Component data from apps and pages
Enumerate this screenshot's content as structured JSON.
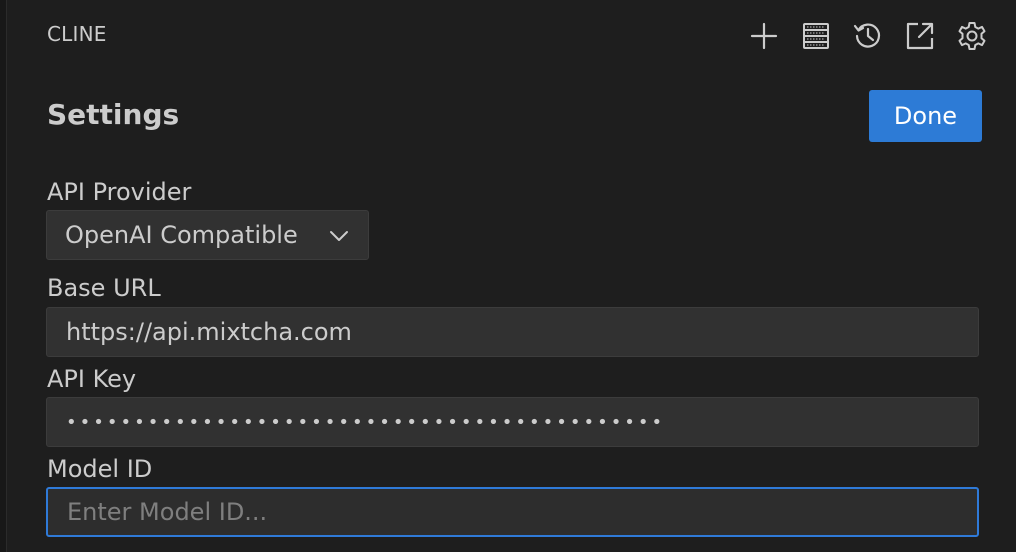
{
  "header": {
    "title": "CLINE",
    "actions": [
      {
        "icon": "plus-icon"
      },
      {
        "icon": "server-list-icon"
      },
      {
        "icon": "history-icon"
      },
      {
        "icon": "popout-icon"
      },
      {
        "icon": "gear-icon"
      }
    ]
  },
  "settings": {
    "title": "Settings",
    "done_label": "Done"
  },
  "form": {
    "api_provider": {
      "label": "API Provider",
      "value": "OpenAI Compatible"
    },
    "base_url": {
      "label": "Base URL",
      "value": "https://api.mixtcha.com"
    },
    "api_key": {
      "label": "API Key",
      "value": "••••••••••••••••••••••••••••••••••••••••••••"
    },
    "model_id": {
      "label": "Model ID",
      "value": "",
      "placeholder": "Enter Model ID..."
    }
  },
  "colors": {
    "background": "#1e1e1e",
    "input_background": "#313131",
    "accent": "#2d7bd6",
    "focus_border": "#2f7ad8",
    "text": "#cccccc"
  }
}
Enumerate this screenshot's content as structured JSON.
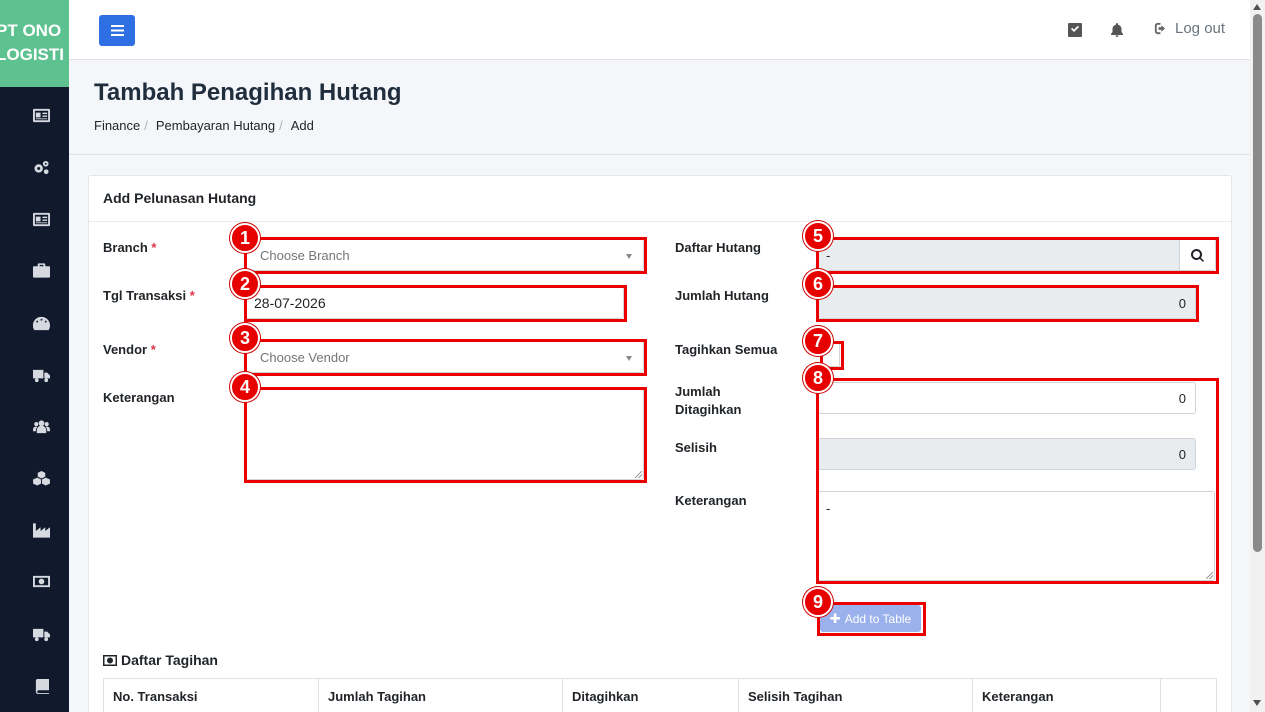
{
  "brand": {
    "line1": "PT ONO",
    "line2": "LOGISTI"
  },
  "sidebar": {
    "icons": [
      "id-card-icon",
      "cogs-icon",
      "id-card-icon",
      "briefcase-icon",
      "tachometer-icon",
      "truck-icon",
      "users-icon",
      "cubes-icon",
      "industry-icon",
      "money-icon",
      "truck-icon",
      "book-icon"
    ]
  },
  "topbar": {
    "logout_label": "Log out"
  },
  "page": {
    "title": "Tambah Penagihan Hutang",
    "breadcrumb": [
      "Finance",
      "Pembayaran Hutang",
      "Add"
    ]
  },
  "card": {
    "title": "Add Pelunasan Hutang"
  },
  "form_left": {
    "branch_label": "Branch",
    "branch_placeholder": "Choose Branch",
    "tgl_label": "Tgl Transaksi",
    "tgl_value": "28-07-2026",
    "vendor_label": "Vendor",
    "vendor_placeholder": "Choose Vendor",
    "keterangan_label": "Keterangan",
    "required_mark": "*"
  },
  "form_right": {
    "daftar_hutang_label": "Daftar Hutang",
    "daftar_hutang_value": "-",
    "jumlah_hutang_label": "Jumlah Hutang",
    "jumlah_hutang_value": "0",
    "tagihkan_semua_label": "Tagihkan Semua",
    "jumlah_ditagihkan_label_1": "Jumlah",
    "jumlah_ditagihkan_label_2": "Ditagihkan",
    "jumlah_ditagihkan_value": "0",
    "selisih_label": "Selisih",
    "selisih_value": "0",
    "keterangan_label": "Keterangan",
    "keterangan_value": "-",
    "add_button": "Add to Table"
  },
  "annotations": [
    "1",
    "2",
    "3",
    "4",
    "5",
    "6",
    "7",
    "8",
    "9"
  ],
  "table": {
    "title": "Daftar Tagihan",
    "columns": [
      "No. Transaksi",
      "Jumlah Tagihan",
      "Ditagihkan",
      "Selisih Tagihan",
      "Keterangan",
      ""
    ]
  }
}
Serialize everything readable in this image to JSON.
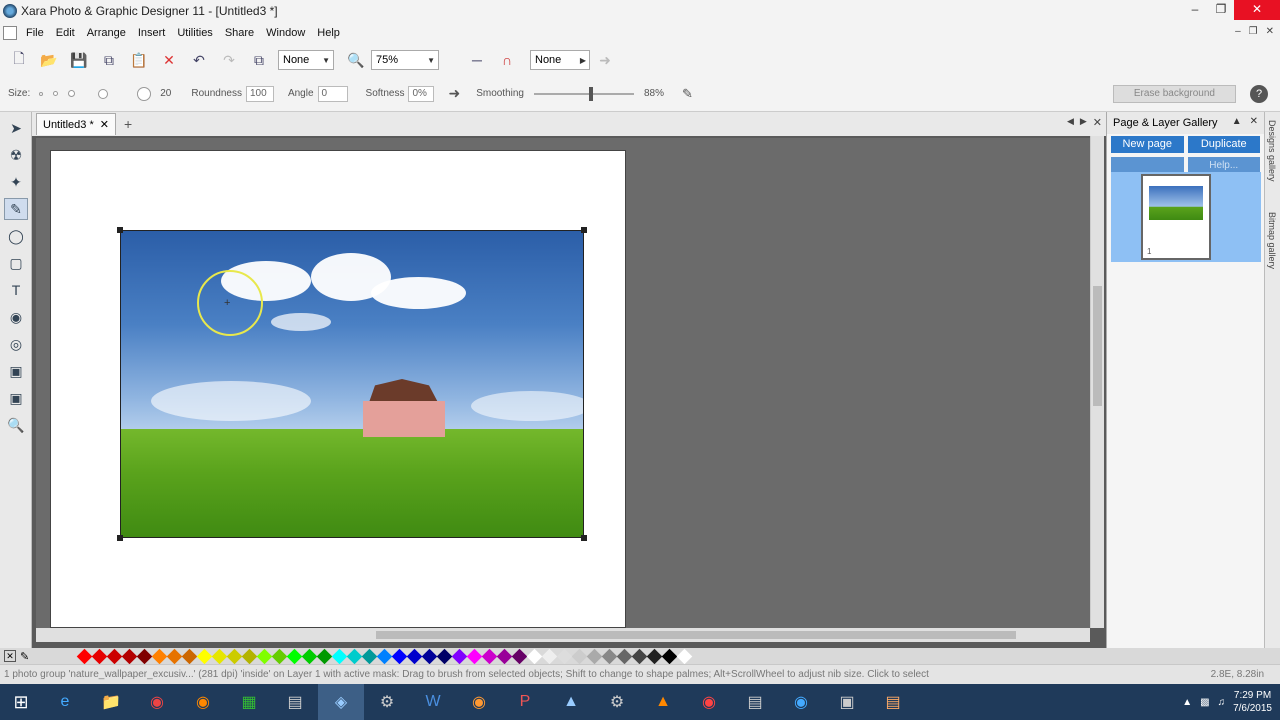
{
  "window": {
    "title": "Xara Photo & Graphic Designer 11 - [Untitled3 *]"
  },
  "menu": [
    "File",
    "Edit",
    "Arrange",
    "Insert",
    "Utilities",
    "Share",
    "Window",
    "Help"
  ],
  "toolbar": {
    "select1": "None",
    "zoom": "75%",
    "select2": "None"
  },
  "infobar": {
    "size_label": "Size:",
    "size_value": "20",
    "roundness_label": "Roundness",
    "roundness_value": "100",
    "angle_label": "Angle",
    "angle_value": "0",
    "softness_label": "Softness",
    "softness_value": "0%",
    "smoothing_label": "Smoothing",
    "smoothing_value": "88%",
    "erase_bg": "Erase background",
    "help": "?"
  },
  "doc_tab": {
    "label": "Untitled3 *"
  },
  "gallery": {
    "title": "Page & Layer Gallery",
    "new_page": "New page",
    "duplicate": "Duplicate",
    "help": "Help...",
    "page_num": "1"
  },
  "side_tabs": [
    "Designs gallery",
    "Bitmap gallery"
  ],
  "status": "1 photo group 'nature_wallpaper_excusiv...' (281 dpi) 'inside' on Layer 1 with active mask: Drag to brush from selected objects; Shift to change to shape palmes; Alt+ScrollWheel to adjust nib size. Click to select",
  "status_right": "2.8E, 8.28in",
  "clock": {
    "time": "7:29 PM",
    "date": "7/6/2015"
  },
  "colors": {
    "swatches": [
      "#ff0000",
      "#e60000",
      "#cc0000",
      "#b30000",
      "#800000",
      "#ff8000",
      "#e67300",
      "#cc6600",
      "#ffff00",
      "#e6e600",
      "#cccc00",
      "#b3b300",
      "#80ff00",
      "#66cc00",
      "#00ff00",
      "#00cc00",
      "#009900",
      "#00ffff",
      "#00cccc",
      "#009999",
      "#0080ff",
      "#0000ff",
      "#0000cc",
      "#000099",
      "#000066",
      "#8000ff",
      "#ff00ff",
      "#cc00cc",
      "#990099",
      "#660066",
      "#ffffff",
      "#eeeeee",
      "#dddddd",
      "#cccccc",
      "#aaaaaa",
      "#888888",
      "#666666",
      "#444444",
      "#222222",
      "#000000",
      "#ffffff"
    ]
  }
}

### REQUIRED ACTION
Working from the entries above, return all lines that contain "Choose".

### TASK SOLUTION
    "branch_placeholder": "Choose Branch",
    "vendor_placeholder": "Choose Vendor",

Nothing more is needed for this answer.